Down with Tacky GIFs: Spice up Content with Custom Animated Buttons
A little animation can go a long way. We’re not (and would never!) advocating a return to the dark days when every website had a Flash splash page. And we certainly wouldn’t advise using looping clips on page, like the dancing bananas of old or the current craze of ironic GIFs.
But a little discreet animation on a page can help reinforce the message that “this link does something.” It makes the call to action clearer. And, for those of you reading who may work for brands or publications where development resources may be scarce, it’s easy to accomplish with a free tool called Adobe Edge Animate.
In the next few steps, we show you how to make a simple button for a web site. In doing that you’ll learn the basics of key frame animation in Edge Animate and adding interactivity.
A little discreet animation on a page can help reinforce the message that “this link does something.”
1. Sort out the Workspace
The Adobe Edge Animate workspace is quite cluttered – but you can customize it to better meet your needs. That’s exactly how we’ll start. First, close the Lessons panel. These will be useful later but, right now, we want as much real estate clear as possible. Next, we’re going to need the Properties panel, but we can undock that to make it less obtrusive. Click the menu in its top right corner, choose “Undock Panel” and then resize it once it’s floating free.
2. Create a Button
Now that we can see the Stage, we can build a button. There are three simple drawing tools a Rectangle, Rounded Rectangle and Ellipse tool. We’ll go old school and use the Rounded Rectangle to create our button.Draw a shape that’s 100 x 30 pixels. How do we get it that precise? When you’ve got the dimensions approximately right, you can click the “Link Width and Height” toggle in the Properties panel and enter the dimensions manually.

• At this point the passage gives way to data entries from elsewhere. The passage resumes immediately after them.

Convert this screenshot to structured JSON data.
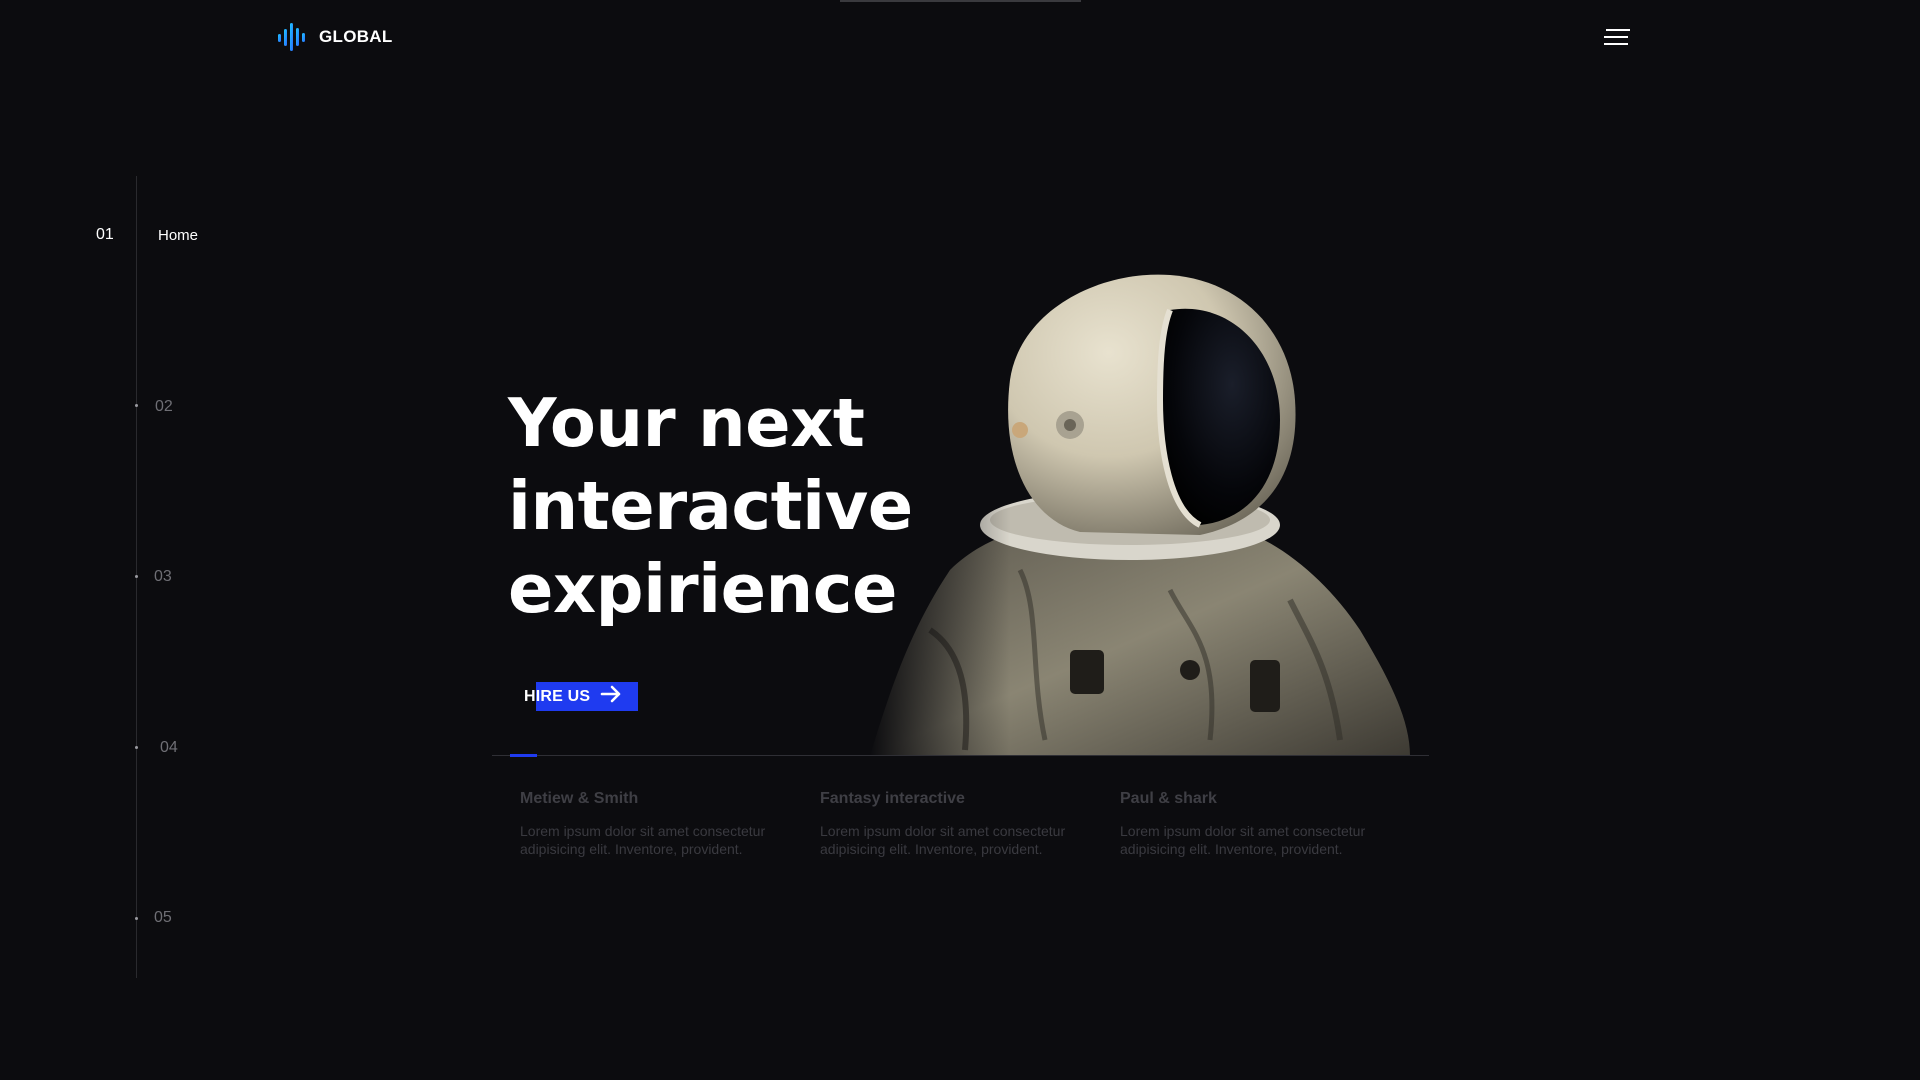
{
  "header": {
    "logo_text": "GLOBAL",
    "logo_icon": "sound-wave-icon",
    "menu_icon": "hamburger-menu-icon"
  },
  "side_nav": {
    "items": [
      {
        "number": "01",
        "label": "Home",
        "active": true
      },
      {
        "number": "02",
        "label": "",
        "active": false
      },
      {
        "number": "03",
        "label": "",
        "active": false
      },
      {
        "number": "04",
        "label": "",
        "active": false
      },
      {
        "number": "05",
        "label": "",
        "active": false
      }
    ]
  },
  "hero": {
    "title_lines": [
      "Your next",
      "interactive",
      "expirience"
    ],
    "button_label": "HIRE US",
    "button_icon": "arrow-right-icon",
    "image": "astronaut-photo"
  },
  "cards": [
    {
      "title": "Metiew & Smith",
      "text": "Lorem ipsum dolor sit amet consectetur adipisicing elit. Inventore, provident."
    },
    {
      "title": "Fantasy interactive",
      "text": "Lorem ipsum dolor sit amet consectetur adipisicing elit. Inventore, provident."
    },
    {
      "title": "Paul & shark",
      "text": "Lorem ipsum dolor sit amet consectetur adipisicing elit. Inventore, provident."
    }
  ],
  "colors": {
    "background": "#0c0c0f",
    "accent": "#1f3bf0",
    "logo_gradient_start": "#1ec8ff",
    "logo_gradient_end": "#2a6bff"
  }
}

3. Create Animation
Our animation will be a simple proof of principle – a change of color. In Adobe Edge Animate, as in Flash, animation is created using “keyframes”. Firstly, turn off Auto-Transition mode by hitting “X”. You can see it toggle from green to grey in the timeline.
Next, we need to add a keyframe at the beginning of the sequence. To do this, select the rectangle you drew on the Stage and go to the Properties panel. In the “Color” section click the “Add Keyframe for Background Color” toggle. It’s a little grey diamond that turns orange when you activate it.
Now, move the Playback to 0.00.500 ticks and click the “Add Keyframe for Background Color” toggle again. This time, choose a new color for the rectangle.
4. Add Button States
With this simple animation created, we need to add some labels and names so that we can program interactivity. No real coding will be required – it’s all menu driven.
Select the second keyframe in the timeline – the one at 0.00.500 – and hit CTRL + L (CMD + L on a Mac). This inserts a label. Give it the name “out”. Next, move the playback head to 0.00.250. Insert a label here too. This time, give the label the name “over”.
5. Attach Interactivity
Now for the programming. We need to do four things to make this two stage animation work as a button.
Firstly, we add a “trigger” on the timeline. This is a timeline point where an action occurs. Move the playback head to the “over” label and hit CTRL + T (CMD + T on a Mac). Two things happen. The Actions window pops up and a trigger icon is inserted in the actions layer of the timeline. Click “Stop”. This adds a simple snippet of code that stops the playback head when it reaches this part of the timeline.
Next we add animation behavior to the button itself. Right-Click (or CTRL-Click on a Mac) to open up the button’s Action window. Click the “Add” icon and choose “MouseOut”. Click the button “Play Reverse”. Type the label name “out” between the parentheses. You’ve created a snippet of code that should look like this:
This bit of code tells the animation where to go when the user’s mouse cursor is outside the button.The final bit of code goes on the “MouseOver” event. With the Actions window still open, click the “Add” button and choose “MouseOver”. Click the “Play” button and this time type the label name “over” between the parentheses. The line of code should look like this:
This tells the button what to do when the user mouses over it. All done.
6. Test the File
Go to “File > Preview in Browser” to see the animation working. Now you can add further interactivity to the button. The easiest action is to use a “click” event to open up a URL.
Now you’ve got the basics down, you can gussy that button up a bit. Try some drop shadows or bevels or whatever it is the cool kids are doing nowadays. You can even use bitmap files on each keyframe instead of vector shapes. This is your first step on the road to creating interactive HTML5 content with Edge Animate. You’re on your way to making your content sparkle and “pop” just a little bit more.Image by Flickr